Task goal:
Filtering the records below, copy only those lines that include the word "title".

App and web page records
• • • •
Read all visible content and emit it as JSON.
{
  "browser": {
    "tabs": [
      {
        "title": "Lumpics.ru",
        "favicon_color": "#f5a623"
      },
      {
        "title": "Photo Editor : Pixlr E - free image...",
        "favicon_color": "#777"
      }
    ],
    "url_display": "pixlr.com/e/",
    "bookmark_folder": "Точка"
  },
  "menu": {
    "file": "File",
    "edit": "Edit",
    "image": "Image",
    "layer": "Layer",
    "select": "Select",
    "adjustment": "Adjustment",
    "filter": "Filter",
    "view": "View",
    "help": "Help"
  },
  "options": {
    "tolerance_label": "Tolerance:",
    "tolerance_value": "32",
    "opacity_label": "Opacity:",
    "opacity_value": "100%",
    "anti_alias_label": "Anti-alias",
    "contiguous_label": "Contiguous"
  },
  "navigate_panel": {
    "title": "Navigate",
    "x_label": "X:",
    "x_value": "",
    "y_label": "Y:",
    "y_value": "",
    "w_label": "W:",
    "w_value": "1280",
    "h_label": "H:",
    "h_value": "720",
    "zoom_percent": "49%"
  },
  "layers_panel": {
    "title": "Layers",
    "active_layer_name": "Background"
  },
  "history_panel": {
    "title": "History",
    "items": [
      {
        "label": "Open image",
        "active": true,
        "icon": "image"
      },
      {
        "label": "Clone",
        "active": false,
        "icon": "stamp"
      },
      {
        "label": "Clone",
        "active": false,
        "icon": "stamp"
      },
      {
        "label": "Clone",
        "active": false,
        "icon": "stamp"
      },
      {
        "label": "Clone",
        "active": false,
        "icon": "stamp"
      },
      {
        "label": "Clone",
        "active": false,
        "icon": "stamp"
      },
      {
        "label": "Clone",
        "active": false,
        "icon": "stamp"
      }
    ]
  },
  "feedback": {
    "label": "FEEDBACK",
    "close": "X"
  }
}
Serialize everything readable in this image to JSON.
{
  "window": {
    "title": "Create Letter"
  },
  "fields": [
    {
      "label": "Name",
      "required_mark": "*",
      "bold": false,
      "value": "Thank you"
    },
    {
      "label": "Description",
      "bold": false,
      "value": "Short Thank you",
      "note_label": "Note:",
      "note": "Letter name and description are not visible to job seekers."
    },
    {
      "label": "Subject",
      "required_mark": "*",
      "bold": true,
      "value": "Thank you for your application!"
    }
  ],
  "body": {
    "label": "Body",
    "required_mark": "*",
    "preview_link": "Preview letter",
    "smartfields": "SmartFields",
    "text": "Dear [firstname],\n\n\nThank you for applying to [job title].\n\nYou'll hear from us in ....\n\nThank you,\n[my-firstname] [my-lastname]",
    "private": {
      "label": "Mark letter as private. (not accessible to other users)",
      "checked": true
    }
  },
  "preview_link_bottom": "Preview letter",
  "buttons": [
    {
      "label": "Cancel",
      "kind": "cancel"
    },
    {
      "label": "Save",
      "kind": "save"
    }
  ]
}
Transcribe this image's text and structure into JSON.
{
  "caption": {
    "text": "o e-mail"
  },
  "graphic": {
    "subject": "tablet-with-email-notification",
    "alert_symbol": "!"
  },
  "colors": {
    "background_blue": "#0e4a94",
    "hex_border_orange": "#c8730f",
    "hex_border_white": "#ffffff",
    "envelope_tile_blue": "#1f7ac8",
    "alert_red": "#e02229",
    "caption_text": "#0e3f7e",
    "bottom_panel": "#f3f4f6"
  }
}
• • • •
Output of the exercise:
        "title": "Lumpics.ru",
        "title": "Photo Editor : Pixlr E - free image...",
    "title": "Navigate",
    "title": "Layers",
    "title": "History",
    "title": "Create Letter"
    "text": "Dear [firstname],\n\n\nThank you for applying to [job title].\n\nYou'll hear from us in ....\n\nThank you,\n[my-firstname] [my-lastname]",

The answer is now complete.